By Shailagh Murray
Washington Post Staff Writer
Thursday, February 26, 2009 4:49 PM
Republicans criticized President Obama's first budget as a new spending bonanza that fails to address the entitlement crisis and relies overly on tax increases and new business costs to close the deficit gap.
"This is really big government," said Rep. Paul D. Ryan (R-Wis.), the ranking GOP member of the House Budget Committee.
Obama proposed a $3.55 trillion blueprint today that would raise taxes on the wealthiest Americans, trim Medicare and impose a pollution tariff on companies for excessive emissions, with the aim of cutting the federal deficit in half by the end of his first term. But Obama also is seeking a vast expansion of domestic programs, including a $634 billion "down payment" on a universal health care program.
Republicans sought to portray the revenue increases as reckless and irresponsible, given the economy's weakening state. "A $1.4 trillion tax hike is not the solution to our economic woes," said Sen. Judd Gregg (N.H.), ranking Republican on the Senate Budget Committee.
"If there's anything that economists on the left and the right agree on, that supply-siders, classic economists and Keynesians agree on, you don't raise taxes in a recession," said Ryan. "This budget is raising taxes in a recession."
Democrats noted that Obama's blueprint would not raise individual tax rates for nearly two years -- and even then, only the wealthiest households would take a hit. As he pledged during the campaign, Obama will seek to rescind President Bush's tax cut for households with incomes above $250,000, allowing the top individual tax rate to climb to 39 percent from the current 35 percent level when the Bush tax cut expires at the end of 2010.
Senate Budget Chairman Kent Conrad (D-N.D.) said Republicans are overlooking tax reductions in the Obama proposal, including an extension of Bush rate cuts for middle-class families; changes to the alternative minimum tax to prevent it from ensnaring the non-wealthy; and an extension of the "Make Work Pay" payroll tax credit in the stimulus bill.
Obama would tap other revenue sources, include closing business tax loopholes, limiting itemized deductions for upper-income taxpayers, and creating a "cap and trade" system that would fine companies for exceeding emission limits -- which doubles as a money raiser and a remedy for global warming. All ignited a Republican firestorm.
Democrats were somewhat muted in their response to the budget, framing it as the best Obama could do, given the heavy burden the government has assumed to help the country weather the recession, and the record deficit left behind by Bush.
The new administration "is inheriting record deficits, a doubling of the national debt, the worst recession since the Great Depression, financial market and housing crises almost unprecedented in our nation's history, 2.5 million jobs lost in just the last five months, and ongoing wars in Iraq and Afghanistan," said Conrad. "I've often thought what it must be like to be President Obama and go to work every morning facing this incredible constellation of crises."

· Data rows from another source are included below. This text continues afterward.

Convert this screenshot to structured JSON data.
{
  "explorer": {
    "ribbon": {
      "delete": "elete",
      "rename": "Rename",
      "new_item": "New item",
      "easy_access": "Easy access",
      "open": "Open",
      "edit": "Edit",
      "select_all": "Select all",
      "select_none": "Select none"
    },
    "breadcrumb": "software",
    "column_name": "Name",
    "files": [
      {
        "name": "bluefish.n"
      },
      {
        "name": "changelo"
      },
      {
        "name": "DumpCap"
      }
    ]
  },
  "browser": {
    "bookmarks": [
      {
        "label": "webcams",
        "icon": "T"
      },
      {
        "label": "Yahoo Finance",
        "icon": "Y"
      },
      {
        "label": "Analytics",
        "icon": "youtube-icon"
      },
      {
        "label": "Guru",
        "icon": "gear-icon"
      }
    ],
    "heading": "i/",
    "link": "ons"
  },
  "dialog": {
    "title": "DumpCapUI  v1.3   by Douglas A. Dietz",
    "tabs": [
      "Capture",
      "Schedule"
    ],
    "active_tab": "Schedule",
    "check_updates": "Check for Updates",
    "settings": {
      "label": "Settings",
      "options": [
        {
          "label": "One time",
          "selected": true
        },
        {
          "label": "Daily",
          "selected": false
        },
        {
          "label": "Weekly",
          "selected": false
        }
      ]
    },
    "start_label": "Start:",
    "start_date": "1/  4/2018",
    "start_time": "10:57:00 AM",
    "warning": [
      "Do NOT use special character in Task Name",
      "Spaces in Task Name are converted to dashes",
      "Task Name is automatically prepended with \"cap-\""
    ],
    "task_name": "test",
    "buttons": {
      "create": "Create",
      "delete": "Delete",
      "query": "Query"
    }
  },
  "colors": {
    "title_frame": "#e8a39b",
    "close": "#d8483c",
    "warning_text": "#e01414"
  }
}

But Republicans offered no such leeway. House Minority Leader John Boehner (R-Ohio) called the budget "a job killer" and singled out the emissions cap as especially onerous, asserting that companies would simply pass on their fines to consumers. "Let's just be honest and call it a carbon tax that will increase taxes on all Americans who drive a car, who have a job, who turn on a light switch, pure and simple," Boehner said.
Other GOP lawmakers attacked the budget's 9.3 percent increase in domestic discretionary spending. "Simply raising taxes to cover funding for unnecessary or wasteful programs is not the answer, and will only further harm our faltering economy," said Rep. Jerry Lewis (R-Calif.), ranking Republican on the House Appropriations Committee.
"I have serious concerns with this budget, which demands hardworking American families and job creators turn over more of their hard-earned money to the government to pay for unprecedented spending increases," said Senate Minority Leader Mitch McConnell (Ky.).
The proposal appeared to do little to sow the bipartisanship that Obama has cultivated since taking office. Republicans expressed disappointment that the budget left mostly unaddressed the looming fiscal threat of Social Security and Medicare. Gregg, who had been nominated to serve as Obama's Commerce secretary, delivered a clear, if measured, rebuke of the plan, for skirting the solvency question.
"I was hopeful that the calls for change would extend to the budget blueprint," said Gregg. "Unfortunately, this budget plan is once again a missed opportunity for American taxpayers -- it raises taxes on all Americans, implements massive new spending, and fails to make any tough choices to control the deficit and long-term fiscal crisis posed by the huge entitlement programs."
Some Republicans, including Ryan and Gregg, applauded Obama's bid to cut subsidies to corporate farms and apply a means test to Medicare prescription-drug premiums.
But they rejected the budget's vast new health-care investments, on grounds that the coverage gap won't be closed by money and an increased government role.
"If it's a plan to nationalize the health care system, then obviously we're not going to want to participate in that," Ryan said.